**Required action**: Return all the lines below in which the string "structure" appears.

(Extracted material)

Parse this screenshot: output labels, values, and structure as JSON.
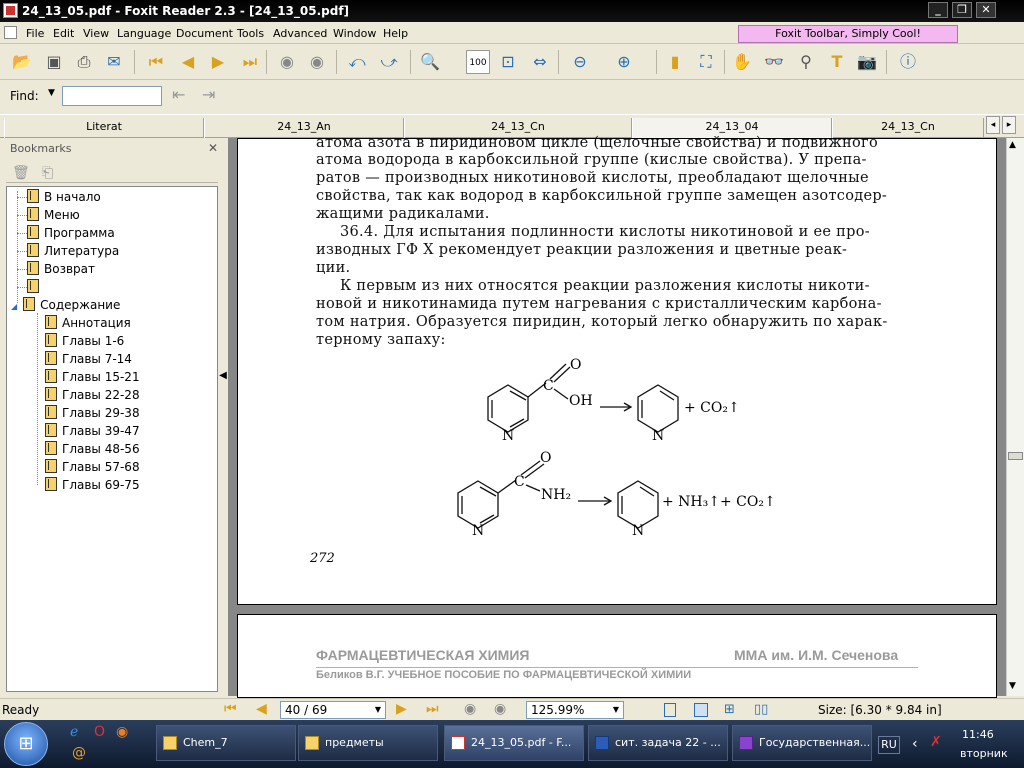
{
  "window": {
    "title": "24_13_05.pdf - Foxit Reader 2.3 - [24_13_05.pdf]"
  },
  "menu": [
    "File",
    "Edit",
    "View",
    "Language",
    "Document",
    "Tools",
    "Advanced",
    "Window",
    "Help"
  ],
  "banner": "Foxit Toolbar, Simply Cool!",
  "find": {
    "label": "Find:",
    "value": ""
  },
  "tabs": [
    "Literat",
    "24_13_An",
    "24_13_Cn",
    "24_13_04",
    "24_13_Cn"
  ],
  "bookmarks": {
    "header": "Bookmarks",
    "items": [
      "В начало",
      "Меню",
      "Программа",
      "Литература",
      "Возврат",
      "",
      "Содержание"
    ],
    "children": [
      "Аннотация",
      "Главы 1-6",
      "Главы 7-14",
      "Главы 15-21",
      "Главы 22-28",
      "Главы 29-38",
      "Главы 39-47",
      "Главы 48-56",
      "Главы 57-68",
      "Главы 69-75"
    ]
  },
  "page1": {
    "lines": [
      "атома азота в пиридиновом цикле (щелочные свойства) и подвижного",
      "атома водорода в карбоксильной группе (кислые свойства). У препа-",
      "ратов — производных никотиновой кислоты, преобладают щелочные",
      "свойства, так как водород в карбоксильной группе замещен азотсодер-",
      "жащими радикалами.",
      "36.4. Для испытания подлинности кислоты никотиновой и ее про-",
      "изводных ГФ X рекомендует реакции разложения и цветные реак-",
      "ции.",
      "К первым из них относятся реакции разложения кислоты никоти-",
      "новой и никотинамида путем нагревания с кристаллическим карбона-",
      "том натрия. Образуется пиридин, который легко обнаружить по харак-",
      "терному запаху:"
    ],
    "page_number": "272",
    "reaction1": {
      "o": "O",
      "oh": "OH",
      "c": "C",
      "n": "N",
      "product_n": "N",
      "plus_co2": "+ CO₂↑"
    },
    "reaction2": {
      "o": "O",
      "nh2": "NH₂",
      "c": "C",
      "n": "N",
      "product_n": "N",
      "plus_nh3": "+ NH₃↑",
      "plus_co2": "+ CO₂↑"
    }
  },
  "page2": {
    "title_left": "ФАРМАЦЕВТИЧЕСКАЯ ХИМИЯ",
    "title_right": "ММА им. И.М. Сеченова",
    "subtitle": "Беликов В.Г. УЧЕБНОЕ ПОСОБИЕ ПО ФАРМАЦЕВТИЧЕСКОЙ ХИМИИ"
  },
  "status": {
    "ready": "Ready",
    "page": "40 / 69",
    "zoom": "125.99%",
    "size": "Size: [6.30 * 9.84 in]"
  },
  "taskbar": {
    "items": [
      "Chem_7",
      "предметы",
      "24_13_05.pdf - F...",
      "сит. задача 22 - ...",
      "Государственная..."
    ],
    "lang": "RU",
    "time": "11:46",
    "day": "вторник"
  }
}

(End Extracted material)
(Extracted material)

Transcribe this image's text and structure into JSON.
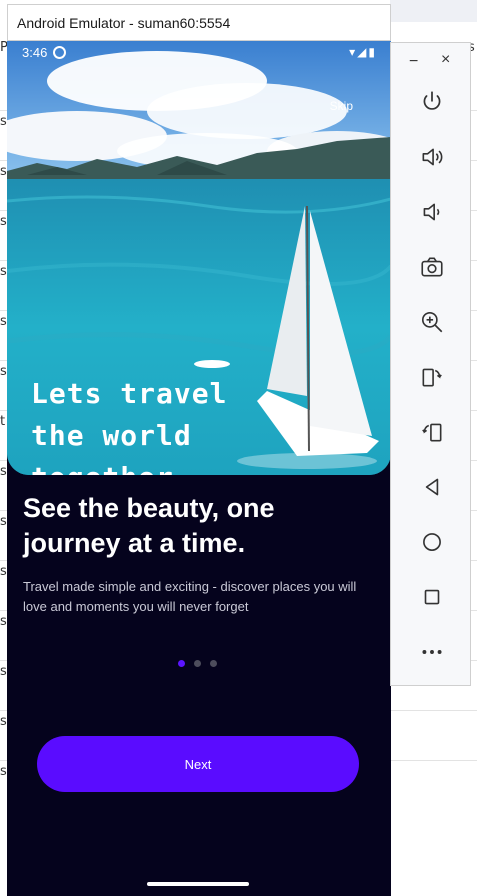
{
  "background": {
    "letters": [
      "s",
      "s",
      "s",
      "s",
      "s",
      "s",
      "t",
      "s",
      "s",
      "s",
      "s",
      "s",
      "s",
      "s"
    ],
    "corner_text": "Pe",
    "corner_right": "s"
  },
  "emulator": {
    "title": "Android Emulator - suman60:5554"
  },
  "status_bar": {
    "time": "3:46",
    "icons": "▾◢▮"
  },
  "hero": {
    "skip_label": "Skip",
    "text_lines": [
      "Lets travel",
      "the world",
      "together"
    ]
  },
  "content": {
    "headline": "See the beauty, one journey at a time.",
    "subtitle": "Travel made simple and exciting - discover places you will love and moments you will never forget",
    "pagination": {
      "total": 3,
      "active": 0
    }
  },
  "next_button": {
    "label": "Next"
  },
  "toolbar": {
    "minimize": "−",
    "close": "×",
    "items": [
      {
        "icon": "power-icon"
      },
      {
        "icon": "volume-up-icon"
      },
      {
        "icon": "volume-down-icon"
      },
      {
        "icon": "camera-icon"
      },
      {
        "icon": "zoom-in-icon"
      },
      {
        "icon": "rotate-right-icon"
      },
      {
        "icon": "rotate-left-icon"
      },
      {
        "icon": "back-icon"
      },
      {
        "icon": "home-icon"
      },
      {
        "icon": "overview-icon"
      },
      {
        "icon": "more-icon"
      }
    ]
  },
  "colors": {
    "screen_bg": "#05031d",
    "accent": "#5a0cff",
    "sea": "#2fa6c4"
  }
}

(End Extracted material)

**Your response**:
Parse this screenshot: output labels, values, and structure as JSON.
Transcribe this image's text and structure into JSON.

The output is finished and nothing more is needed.